He told Mizzima that most of the villages were simply swept away by the cyclone, and many people were still unaccounted for. While he could not gave an accurate number of how many villages are in the area, he estimated that the number could be anywhere from 24 to 50.
"In the next village, only about 200 remain, out of a population of about 5000."
He said that most of his villagers survived the cyclone. However, the cyclone destroyed not only their houses, but also water wells, forcing the survivors to move into nearby towns such as the town of Laputta and Myaung Mya.
"There are corpses in the water wells, so the water is contaminated. And since we have nothing else to eat or drink, we had no choice but to move to the towns."
As the military government is refusing to let foreign aid workers enter the country, international aid agencies are still unable to get a clear picture of the extent of destruction or the aid required.
"We are still trying to see what is needed. We have not started distributing anything yet",said a Burmese aid worker who wished to remain anonymous.
The man, who had just recently returned from the Irrawady Delta region, added that the government was not allowing any foreigners to enter the area.
"They're only allowing local people to go in."
While the international community has sent hundreds of thousands worth of emergency supplies, as of Friday night, any of it has yet to reach the delta, the worst hit region.
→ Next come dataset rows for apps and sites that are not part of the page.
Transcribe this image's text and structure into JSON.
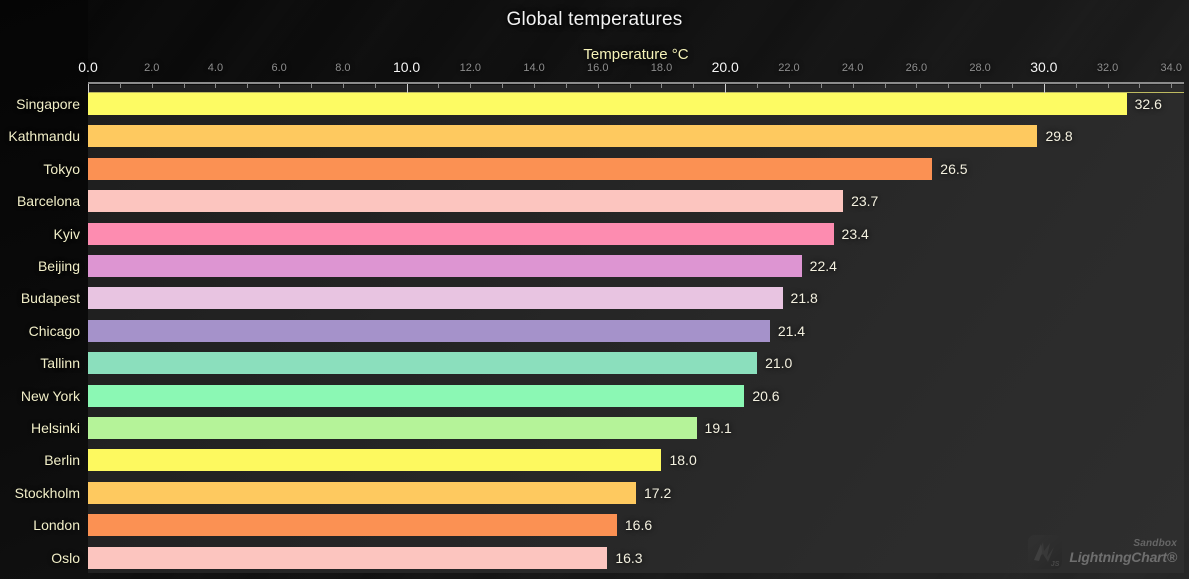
{
  "chart_data": {
    "type": "bar",
    "orientation": "horizontal",
    "title": "Global temperatures",
    "xlabel": "Temperature °C",
    "ylabel": "",
    "xlim": [
      0,
      34.4
    ],
    "grid": false,
    "legend": null,
    "categories": [
      "Singapore",
      "Kathmandu",
      "Tokyo",
      "Barcelona",
      "Kyiv",
      "Beijing",
      "Budapest",
      "Chicago",
      "Tallinn",
      "New York",
      "Helsinki",
      "Berlin",
      "Stockholm",
      "London",
      "Oslo"
    ],
    "values": [
      32.6,
      29.8,
      26.5,
      23.7,
      23.4,
      22.4,
      21.8,
      21.4,
      21.0,
      20.6,
      19.1,
      18.0,
      17.2,
      16.6,
      16.3
    ],
    "value_labels": [
      "32.6",
      "29.8",
      "26.5",
      "23.7",
      "23.4",
      "22.4",
      "21.8",
      "21.4",
      "21.0",
      "20.6",
      "19.1",
      "18.0",
      "17.2",
      "16.6",
      "16.3"
    ],
    "bar_colors": [
      "#fdfb63",
      "#fec95f",
      "#fb9153",
      "#fcc5bf",
      "#fd8cb0",
      "#dd95d2",
      "#e8c4e1",
      "#a592ca",
      "#8bdfbd",
      "#8bf8b4",
      "#b5f399",
      "#fdf95f",
      "#fec95f",
      "#fb9153",
      "#fcc5bf"
    ],
    "axis_ticks": [
      {
        "value": 0,
        "label": "0.0",
        "major": true
      },
      {
        "value": 1,
        "label": "",
        "major": false
      },
      {
        "value": 2,
        "label": "2.0",
        "major": false
      },
      {
        "value": 3,
        "label": "",
        "major": false
      },
      {
        "value": 4,
        "label": "4.0",
        "major": false
      },
      {
        "value": 5,
        "label": "",
        "major": false
      },
      {
        "value": 6,
        "label": "6.0",
        "major": false
      },
      {
        "value": 7,
        "label": "",
        "major": false
      },
      {
        "value": 8,
        "label": "8.0",
        "major": false
      },
      {
        "value": 9,
        "label": "",
        "major": false
      },
      {
        "value": 10,
        "label": "10.0",
        "major": true
      },
      {
        "value": 11,
        "label": "",
        "major": false
      },
      {
        "value": 12,
        "label": "12.0",
        "major": false
      },
      {
        "value": 13,
        "label": "",
        "major": false
      },
      {
        "value": 14,
        "label": "14.0",
        "major": false
      },
      {
        "value": 15,
        "label": "",
        "major": false
      },
      {
        "value": 16,
        "label": "16.0",
        "major": false
      },
      {
        "value": 17,
        "label": "",
        "major": false
      },
      {
        "value": 18,
        "label": "18.0",
        "major": false
      },
      {
        "value": 19,
        "label": "",
        "major": false
      },
      {
        "value": 20,
        "label": "20.0",
        "major": true
      },
      {
        "value": 21,
        "label": "",
        "major": false
      },
      {
        "value": 22,
        "label": "22.0",
        "major": false
      },
      {
        "value": 23,
        "label": "",
        "major": false
      },
      {
        "value": 24,
        "label": "24.0",
        "major": false
      },
      {
        "value": 25,
        "label": "",
        "major": false
      },
      {
        "value": 26,
        "label": "26.0",
        "major": false
      },
      {
        "value": 27,
        "label": "",
        "major": false
      },
      {
        "value": 28,
        "label": "28.0",
        "major": false
      },
      {
        "value": 29,
        "label": "",
        "major": false
      },
      {
        "value": 30,
        "label": "30.0",
        "major": true
      },
      {
        "value": 31,
        "label": "",
        "major": false
      },
      {
        "value": 32,
        "label": "32.0",
        "major": false
      },
      {
        "value": 33,
        "label": "",
        "major": false
      },
      {
        "value": 34,
        "label": "34.0",
        "major": false
      }
    ]
  },
  "theme": {
    "title_color": "#f2f2f2",
    "axis_title_color": "#f5f2b8",
    "category_label_color": "#f2efc8",
    "value_label_color": "#f4f1e0",
    "major_tick_label_color": "#f6f6f6",
    "minor_tick_label_color": "#8e8e8e",
    "axis_line_color": "#8c8c8c",
    "axis_accent_color": "#d8d36a",
    "plot_background": "#2a2a2a",
    "page_background": "#101010"
  },
  "watermark": {
    "sandbox_label": "Sandbox",
    "product_label": "LightningChart®",
    "logo_label": "JS"
  }
}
Distribution channels are already in place in some of the affected regions in Yangon state.
World's Food Programme Spokesman, Mr Paul Risley, told Mizzima on Friday that WFP will distribute 7 tonnes of high energy biscuits.
For the original article in Burmese, please click here.